Cyclic combustion variation factors in the light-load operation of the two-point ignition rotary engine have been clarified by statistically analyzing the relationship between the heat release pattern for each cycle and the indicated mean effective pressure on the combustion by the individual spark plugs. As a result, combustion variation phenomenon was found to be mainly caused by combustion variation in the region shifted from the leading side spark plug to the trailing side. This is attributable to variations in flame propagation going from the leading side spark plug to the trailing side, and to large variation in heat releasing start time by the trailing side spark Plug.
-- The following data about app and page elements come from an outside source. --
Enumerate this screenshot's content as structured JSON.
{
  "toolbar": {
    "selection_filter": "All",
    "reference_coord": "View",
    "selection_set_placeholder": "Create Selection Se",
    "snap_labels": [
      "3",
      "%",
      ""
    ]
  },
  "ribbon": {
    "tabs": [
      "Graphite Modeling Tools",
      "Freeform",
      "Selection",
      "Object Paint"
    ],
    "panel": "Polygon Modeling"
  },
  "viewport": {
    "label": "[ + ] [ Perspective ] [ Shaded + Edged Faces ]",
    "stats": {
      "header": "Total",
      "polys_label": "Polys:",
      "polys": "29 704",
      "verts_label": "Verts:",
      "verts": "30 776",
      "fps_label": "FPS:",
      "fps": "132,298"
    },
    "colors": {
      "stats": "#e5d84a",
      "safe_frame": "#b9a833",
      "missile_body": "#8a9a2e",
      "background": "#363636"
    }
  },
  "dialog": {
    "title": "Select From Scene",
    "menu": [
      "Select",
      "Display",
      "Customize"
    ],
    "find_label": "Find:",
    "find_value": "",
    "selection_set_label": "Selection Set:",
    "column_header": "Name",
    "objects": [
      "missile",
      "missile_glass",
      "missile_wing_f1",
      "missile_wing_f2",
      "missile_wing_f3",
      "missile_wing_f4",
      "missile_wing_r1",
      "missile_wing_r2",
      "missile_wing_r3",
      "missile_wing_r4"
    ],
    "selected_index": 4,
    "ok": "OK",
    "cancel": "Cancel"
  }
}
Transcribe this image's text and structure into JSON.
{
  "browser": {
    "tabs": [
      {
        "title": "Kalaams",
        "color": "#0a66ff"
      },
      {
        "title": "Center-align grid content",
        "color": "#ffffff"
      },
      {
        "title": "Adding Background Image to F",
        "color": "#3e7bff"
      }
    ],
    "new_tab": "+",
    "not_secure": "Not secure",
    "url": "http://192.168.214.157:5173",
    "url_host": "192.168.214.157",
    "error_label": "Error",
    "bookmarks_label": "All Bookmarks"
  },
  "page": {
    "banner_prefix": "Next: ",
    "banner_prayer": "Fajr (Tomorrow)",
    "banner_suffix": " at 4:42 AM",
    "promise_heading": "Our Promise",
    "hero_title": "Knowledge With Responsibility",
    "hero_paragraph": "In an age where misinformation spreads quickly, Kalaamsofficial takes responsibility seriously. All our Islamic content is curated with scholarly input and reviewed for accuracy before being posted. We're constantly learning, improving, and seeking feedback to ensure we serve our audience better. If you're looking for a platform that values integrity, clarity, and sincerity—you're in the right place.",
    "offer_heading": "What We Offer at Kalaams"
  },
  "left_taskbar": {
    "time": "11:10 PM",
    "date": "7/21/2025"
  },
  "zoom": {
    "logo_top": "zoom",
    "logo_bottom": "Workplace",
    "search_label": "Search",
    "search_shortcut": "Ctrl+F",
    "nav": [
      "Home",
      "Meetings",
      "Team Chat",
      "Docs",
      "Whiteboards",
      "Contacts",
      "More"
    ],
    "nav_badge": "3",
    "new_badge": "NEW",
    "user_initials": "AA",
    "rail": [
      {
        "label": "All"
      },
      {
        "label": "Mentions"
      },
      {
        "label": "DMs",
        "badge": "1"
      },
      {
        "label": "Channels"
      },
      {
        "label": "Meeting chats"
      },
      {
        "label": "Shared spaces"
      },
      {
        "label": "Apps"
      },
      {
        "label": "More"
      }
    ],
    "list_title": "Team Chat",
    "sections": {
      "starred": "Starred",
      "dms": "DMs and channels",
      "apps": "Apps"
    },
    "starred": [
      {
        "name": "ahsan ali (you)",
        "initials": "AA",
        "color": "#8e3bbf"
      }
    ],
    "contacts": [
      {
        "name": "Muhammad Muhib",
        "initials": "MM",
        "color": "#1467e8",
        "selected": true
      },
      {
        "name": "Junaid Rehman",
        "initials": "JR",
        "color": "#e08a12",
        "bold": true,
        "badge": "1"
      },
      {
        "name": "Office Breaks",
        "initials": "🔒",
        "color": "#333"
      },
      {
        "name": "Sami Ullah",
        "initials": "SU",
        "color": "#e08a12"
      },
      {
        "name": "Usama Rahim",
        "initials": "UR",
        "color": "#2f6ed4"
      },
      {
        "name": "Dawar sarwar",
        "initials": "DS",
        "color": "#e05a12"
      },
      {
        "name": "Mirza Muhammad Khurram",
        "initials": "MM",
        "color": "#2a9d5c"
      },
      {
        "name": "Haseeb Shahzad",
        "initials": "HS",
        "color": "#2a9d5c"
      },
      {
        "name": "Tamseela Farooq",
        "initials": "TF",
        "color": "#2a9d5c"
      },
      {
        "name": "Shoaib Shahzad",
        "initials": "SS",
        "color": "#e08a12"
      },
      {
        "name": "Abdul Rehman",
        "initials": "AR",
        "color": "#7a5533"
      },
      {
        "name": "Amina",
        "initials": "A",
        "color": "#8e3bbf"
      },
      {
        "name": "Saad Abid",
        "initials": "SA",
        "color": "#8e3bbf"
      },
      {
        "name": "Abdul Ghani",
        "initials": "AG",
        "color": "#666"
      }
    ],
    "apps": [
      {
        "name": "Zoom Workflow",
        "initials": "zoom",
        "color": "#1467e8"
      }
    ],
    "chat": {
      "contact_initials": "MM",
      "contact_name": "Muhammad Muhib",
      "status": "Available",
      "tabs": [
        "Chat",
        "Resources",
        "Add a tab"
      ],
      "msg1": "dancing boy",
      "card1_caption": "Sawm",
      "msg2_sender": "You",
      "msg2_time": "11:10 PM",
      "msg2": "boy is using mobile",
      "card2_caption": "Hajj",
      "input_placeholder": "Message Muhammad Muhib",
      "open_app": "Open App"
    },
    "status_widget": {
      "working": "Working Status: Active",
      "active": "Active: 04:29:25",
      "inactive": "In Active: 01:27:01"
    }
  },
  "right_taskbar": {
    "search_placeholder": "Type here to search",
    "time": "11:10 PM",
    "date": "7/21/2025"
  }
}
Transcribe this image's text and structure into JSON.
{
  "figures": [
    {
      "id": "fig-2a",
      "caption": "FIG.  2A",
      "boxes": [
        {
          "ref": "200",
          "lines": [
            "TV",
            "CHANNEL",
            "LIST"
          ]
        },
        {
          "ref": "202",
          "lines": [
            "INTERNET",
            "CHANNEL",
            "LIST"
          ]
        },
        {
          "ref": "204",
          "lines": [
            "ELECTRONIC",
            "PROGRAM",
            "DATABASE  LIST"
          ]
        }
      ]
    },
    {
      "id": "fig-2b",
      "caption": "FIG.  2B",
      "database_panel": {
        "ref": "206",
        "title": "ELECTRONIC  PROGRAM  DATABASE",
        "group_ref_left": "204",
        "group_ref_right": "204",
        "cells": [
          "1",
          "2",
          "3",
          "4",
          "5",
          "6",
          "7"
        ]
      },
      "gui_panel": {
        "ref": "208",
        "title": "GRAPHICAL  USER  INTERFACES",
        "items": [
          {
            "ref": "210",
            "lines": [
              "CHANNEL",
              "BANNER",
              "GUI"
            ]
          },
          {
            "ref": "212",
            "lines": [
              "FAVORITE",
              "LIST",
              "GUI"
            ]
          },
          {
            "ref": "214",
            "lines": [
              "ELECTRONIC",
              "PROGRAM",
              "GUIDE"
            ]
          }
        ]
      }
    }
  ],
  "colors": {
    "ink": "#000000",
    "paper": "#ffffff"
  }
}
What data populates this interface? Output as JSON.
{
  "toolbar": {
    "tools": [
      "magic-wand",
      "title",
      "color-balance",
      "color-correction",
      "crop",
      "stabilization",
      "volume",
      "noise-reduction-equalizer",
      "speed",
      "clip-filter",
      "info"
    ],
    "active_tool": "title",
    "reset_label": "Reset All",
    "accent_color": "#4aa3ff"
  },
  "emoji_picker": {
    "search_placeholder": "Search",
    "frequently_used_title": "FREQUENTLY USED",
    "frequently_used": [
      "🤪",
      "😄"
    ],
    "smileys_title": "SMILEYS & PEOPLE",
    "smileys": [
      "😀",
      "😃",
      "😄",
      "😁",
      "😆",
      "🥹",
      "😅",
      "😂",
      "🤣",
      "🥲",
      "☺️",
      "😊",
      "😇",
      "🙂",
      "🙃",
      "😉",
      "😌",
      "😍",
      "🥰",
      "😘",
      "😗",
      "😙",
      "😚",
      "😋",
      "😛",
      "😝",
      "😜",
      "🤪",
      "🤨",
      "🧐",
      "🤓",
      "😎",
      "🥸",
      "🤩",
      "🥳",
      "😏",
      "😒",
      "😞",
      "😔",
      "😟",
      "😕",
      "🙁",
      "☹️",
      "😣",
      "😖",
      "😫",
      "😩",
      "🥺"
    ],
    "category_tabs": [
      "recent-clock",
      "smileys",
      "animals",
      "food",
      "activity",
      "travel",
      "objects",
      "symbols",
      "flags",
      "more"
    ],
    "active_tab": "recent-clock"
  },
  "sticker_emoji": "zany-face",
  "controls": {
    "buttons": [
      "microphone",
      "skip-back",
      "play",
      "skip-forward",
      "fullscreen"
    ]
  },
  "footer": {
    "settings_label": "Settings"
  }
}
As factors affecting the ignitability of the spark plug on the trailing side, temperature, mixture composition and gas velocity were examined. It was confirmed that the conventional notion concerning the poor ignitability of the trailing side spark plug being due to the poor scavenging of the combustion gas in the spark plug hole does not hold. Rather it was found that the main cause is that since the spark plug is surrounded by the wall, the formed flame kernel is cooled and its growth hampered.